Flint Castle, which you cannot miss as you arrive, stands on a promontory of rock on the banks of the River Dee. Construction of the Castle was started on July 25th 1277. The Architect was Richard L'Engenour who had built the Dee Mills and the Weir at Chester. The Castle covers an area of about an acre and is built from Sandstone, which was brought in from the Wirral, and Timber from the woods at Ewloe. The design is a square with four towers, an Inner and Outer Bailey originally with a gate house tower facing the town of Flint. The separate tower is a most remarkable feature, larger and stronger than the rest, with walls over 7 meters thick and is in similar design to the Tour-de-Constance tower at Aigues-Mortes in France.

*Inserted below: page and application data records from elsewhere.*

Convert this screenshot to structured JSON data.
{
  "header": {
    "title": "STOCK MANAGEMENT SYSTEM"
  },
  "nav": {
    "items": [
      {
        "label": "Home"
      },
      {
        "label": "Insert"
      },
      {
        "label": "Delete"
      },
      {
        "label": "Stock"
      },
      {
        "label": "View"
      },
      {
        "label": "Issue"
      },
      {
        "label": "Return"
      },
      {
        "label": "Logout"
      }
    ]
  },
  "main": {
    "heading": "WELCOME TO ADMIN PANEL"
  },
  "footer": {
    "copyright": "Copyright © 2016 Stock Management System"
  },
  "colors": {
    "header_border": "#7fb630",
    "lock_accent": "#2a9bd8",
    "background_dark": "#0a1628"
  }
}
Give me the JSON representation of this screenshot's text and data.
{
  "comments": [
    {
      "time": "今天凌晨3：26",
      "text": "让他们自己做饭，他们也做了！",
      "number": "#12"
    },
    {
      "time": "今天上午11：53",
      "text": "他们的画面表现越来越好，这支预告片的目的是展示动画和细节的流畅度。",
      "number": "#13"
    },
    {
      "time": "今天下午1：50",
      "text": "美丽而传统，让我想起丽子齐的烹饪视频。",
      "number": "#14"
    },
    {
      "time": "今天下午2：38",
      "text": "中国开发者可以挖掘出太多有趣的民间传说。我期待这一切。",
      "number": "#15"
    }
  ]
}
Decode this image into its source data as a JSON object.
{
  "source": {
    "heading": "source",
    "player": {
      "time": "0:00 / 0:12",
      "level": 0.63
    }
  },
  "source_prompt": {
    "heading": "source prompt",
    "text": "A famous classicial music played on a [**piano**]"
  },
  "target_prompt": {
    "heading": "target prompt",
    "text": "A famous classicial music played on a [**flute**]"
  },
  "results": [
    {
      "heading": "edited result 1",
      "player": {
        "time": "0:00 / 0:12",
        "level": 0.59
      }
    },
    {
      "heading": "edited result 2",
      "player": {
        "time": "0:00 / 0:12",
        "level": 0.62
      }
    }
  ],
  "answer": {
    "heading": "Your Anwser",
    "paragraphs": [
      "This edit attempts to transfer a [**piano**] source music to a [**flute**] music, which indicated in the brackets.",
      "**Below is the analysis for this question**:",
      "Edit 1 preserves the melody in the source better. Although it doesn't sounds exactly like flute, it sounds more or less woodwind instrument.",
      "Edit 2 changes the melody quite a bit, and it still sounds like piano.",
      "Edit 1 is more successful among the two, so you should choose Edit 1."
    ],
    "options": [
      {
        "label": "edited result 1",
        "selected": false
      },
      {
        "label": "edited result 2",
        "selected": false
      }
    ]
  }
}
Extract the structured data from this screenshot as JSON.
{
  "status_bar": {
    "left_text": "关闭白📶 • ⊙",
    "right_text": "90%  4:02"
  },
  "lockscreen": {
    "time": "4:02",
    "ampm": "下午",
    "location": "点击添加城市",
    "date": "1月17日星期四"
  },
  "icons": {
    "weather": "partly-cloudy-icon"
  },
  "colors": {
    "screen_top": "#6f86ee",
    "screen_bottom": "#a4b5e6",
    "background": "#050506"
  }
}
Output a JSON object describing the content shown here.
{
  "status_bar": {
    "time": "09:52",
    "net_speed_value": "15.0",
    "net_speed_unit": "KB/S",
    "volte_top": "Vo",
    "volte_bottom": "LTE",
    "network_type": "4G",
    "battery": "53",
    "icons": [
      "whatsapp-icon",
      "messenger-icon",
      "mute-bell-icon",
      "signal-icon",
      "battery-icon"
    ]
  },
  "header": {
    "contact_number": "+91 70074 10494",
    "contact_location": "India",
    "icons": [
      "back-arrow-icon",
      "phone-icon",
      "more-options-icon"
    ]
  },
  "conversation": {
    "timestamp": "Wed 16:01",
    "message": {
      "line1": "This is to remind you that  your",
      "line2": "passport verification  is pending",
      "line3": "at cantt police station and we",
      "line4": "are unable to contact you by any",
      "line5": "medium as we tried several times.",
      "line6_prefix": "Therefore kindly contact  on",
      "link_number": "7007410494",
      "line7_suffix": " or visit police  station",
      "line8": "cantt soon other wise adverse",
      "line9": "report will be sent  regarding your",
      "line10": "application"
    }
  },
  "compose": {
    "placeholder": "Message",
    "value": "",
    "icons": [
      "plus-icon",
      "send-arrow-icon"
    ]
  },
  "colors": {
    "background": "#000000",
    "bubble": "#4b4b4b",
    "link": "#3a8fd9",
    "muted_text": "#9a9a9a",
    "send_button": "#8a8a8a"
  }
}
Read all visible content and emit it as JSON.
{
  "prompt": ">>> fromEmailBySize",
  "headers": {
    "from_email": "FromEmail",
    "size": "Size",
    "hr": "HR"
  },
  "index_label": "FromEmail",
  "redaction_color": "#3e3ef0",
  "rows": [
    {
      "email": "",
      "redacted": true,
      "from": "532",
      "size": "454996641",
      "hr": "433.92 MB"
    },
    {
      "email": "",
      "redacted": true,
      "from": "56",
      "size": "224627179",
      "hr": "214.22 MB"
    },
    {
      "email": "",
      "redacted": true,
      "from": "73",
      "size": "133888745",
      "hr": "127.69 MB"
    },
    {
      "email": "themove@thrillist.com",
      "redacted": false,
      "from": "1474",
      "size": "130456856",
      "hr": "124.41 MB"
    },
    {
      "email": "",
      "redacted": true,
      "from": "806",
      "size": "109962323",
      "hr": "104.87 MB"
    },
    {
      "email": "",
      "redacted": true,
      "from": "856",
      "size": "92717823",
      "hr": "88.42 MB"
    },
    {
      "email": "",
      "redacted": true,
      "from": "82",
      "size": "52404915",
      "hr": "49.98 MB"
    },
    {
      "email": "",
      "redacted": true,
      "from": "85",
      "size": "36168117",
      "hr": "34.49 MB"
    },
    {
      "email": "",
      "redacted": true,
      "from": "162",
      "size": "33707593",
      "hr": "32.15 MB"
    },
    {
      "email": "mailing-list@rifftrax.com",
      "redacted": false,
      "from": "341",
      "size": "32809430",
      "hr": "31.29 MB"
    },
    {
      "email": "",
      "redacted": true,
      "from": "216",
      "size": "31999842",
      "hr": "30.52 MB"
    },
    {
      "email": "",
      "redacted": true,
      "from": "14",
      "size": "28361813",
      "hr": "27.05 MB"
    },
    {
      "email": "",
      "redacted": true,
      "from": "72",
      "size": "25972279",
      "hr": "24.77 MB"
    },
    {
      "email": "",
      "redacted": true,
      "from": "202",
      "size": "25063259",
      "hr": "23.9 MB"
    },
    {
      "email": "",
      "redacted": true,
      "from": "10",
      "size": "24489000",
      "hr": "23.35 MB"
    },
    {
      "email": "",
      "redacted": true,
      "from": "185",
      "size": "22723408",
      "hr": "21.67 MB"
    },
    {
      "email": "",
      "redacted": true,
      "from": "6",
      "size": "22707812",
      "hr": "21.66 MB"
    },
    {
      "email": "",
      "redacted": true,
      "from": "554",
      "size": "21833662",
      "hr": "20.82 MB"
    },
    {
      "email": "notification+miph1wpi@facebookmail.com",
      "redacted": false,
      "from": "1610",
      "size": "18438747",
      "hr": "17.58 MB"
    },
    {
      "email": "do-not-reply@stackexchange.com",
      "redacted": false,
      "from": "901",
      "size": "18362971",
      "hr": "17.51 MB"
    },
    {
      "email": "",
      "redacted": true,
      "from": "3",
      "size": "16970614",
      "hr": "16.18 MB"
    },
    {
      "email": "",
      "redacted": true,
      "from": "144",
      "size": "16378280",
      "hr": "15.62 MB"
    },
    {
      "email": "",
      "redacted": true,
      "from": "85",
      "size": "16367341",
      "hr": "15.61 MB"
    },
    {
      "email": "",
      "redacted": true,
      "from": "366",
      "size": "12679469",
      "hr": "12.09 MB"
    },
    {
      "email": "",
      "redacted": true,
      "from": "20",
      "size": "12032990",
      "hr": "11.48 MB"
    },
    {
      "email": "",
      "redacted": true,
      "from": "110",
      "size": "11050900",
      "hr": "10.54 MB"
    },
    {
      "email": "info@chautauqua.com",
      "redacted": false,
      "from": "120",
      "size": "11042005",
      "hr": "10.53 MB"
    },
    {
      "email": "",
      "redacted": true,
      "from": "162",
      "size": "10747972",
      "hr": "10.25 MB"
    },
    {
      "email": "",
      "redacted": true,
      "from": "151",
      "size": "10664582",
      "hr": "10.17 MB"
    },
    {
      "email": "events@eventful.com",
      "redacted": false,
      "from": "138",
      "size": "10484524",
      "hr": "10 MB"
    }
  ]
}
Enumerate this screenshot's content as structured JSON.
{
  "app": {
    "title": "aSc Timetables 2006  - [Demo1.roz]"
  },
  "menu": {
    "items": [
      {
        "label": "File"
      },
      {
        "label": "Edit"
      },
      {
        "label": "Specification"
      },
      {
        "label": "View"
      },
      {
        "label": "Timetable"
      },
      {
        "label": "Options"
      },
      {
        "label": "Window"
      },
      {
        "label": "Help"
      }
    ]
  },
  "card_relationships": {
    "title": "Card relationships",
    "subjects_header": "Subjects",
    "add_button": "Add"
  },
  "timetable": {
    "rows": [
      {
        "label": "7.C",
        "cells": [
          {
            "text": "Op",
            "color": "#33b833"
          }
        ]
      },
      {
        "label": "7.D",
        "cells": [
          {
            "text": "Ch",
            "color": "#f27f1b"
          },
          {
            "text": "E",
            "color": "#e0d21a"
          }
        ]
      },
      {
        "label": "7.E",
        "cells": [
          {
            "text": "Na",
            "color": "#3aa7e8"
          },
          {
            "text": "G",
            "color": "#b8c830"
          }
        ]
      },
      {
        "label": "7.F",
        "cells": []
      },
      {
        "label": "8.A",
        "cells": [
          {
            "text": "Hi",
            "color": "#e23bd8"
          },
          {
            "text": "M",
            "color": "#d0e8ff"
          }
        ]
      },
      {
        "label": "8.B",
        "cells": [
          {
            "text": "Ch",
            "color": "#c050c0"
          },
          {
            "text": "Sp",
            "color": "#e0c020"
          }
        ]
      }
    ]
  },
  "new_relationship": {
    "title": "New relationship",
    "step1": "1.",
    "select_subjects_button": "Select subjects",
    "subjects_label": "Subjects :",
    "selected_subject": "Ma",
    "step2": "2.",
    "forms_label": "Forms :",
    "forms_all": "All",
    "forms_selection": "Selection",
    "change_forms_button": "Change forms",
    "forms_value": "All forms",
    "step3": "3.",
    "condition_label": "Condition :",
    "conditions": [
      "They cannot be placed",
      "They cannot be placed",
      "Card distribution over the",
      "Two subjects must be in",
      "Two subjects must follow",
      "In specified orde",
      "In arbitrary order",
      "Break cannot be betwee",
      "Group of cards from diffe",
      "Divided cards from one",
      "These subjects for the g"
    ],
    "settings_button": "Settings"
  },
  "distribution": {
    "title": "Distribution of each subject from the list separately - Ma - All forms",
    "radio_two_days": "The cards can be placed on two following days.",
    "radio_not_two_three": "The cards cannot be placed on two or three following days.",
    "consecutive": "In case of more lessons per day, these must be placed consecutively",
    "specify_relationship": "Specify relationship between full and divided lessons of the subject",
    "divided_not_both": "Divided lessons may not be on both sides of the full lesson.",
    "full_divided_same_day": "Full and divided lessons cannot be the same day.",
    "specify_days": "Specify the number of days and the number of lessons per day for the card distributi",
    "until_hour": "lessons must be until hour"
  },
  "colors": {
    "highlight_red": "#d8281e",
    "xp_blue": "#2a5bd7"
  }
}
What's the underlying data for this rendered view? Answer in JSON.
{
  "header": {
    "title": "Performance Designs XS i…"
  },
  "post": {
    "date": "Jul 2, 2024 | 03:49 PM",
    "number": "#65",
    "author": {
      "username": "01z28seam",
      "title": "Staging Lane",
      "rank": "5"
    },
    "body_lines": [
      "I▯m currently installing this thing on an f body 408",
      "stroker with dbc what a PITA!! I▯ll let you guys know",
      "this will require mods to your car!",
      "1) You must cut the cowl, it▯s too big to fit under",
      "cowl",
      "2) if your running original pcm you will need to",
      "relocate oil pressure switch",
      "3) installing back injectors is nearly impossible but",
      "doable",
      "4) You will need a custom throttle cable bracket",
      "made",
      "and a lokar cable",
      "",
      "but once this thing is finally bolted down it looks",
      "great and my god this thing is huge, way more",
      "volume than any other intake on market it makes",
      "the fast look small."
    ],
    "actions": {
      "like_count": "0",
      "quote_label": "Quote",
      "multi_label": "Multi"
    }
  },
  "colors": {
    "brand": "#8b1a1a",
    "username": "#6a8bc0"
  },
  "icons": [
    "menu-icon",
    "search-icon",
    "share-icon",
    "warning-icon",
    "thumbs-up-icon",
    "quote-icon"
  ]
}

Many great events have taken place at the Castle from granting of the towns first Charter by Edward the 1st. on September 8th 1284, to the deposing of Richard 2, by his cousin Henry Bolingbroke, Duke of Lancaster, on August 22nd 1399. Richard entered Flint Castle as King and left deposed, prisoner of his cousin Henry, even Richard's dog Marthe deserted him within those ancient walls. or rather having sensed Richard's downfall, left his side to join Henry never to return to his former Master.
(This event is immortalised in Shakespeare's play "Richard the 2nd, Act Three").
In 1643 Sir Roger Mostyn gallantly defended the Castle against Oliver Cromwell's forces. He repaired and garrisoned the Castle at his own expense. So gallant was his effort to hold the Castle in the name of the King, he held out to the point of eating his own horse's to stay alive. Finally he surrendered under honourable terms - banners flying, drums beating and muskets (with the flintlocks broken) over their shoulders. Flint Castle was retaken by Royalists, under the command of Sir William Vaughan, in September 1645. On the 22nd December 1646 the Castle was surrendered to Major General Mitton. Before the end of the year Parliament voted for Flint Castle "To be Slighted", so that it could never be used as a garrison For many years after, the Castle supplied materials for buildings and walls around the town. (now it is left to be vandalised by local youngsters). Custody of the Castle was given to H.M. Office of Works in 1919, and later to CADW, Ancient Monuments.
Other past dates in the history of Flint: 1282-Castle attacked by Prince Llewelyn, last of the Welsh Princes. 1423-Castle besieged in the insurrection of Owen Glyndwr: 1785-New Jail built in the Castle Yard: 1848- Chester to Holyhead rail line opened: 1852-Gas and Water laid under the streets: 1857-Flintshire Constabulary formed: 1877-Mayors Chain presented to the Town: 1920-Flint Cottage Hospital opened: 1926-Town received Electricity supply: 1957-Flint Rescue Boat Service established: 1992-The Francis Carrington Evans Chain presented to the Council (The Chain dedicated to L/Cpl Francis Evans who died in action under fire in the Gulf War)
(These are not complete Chronological History of the Town of Flint).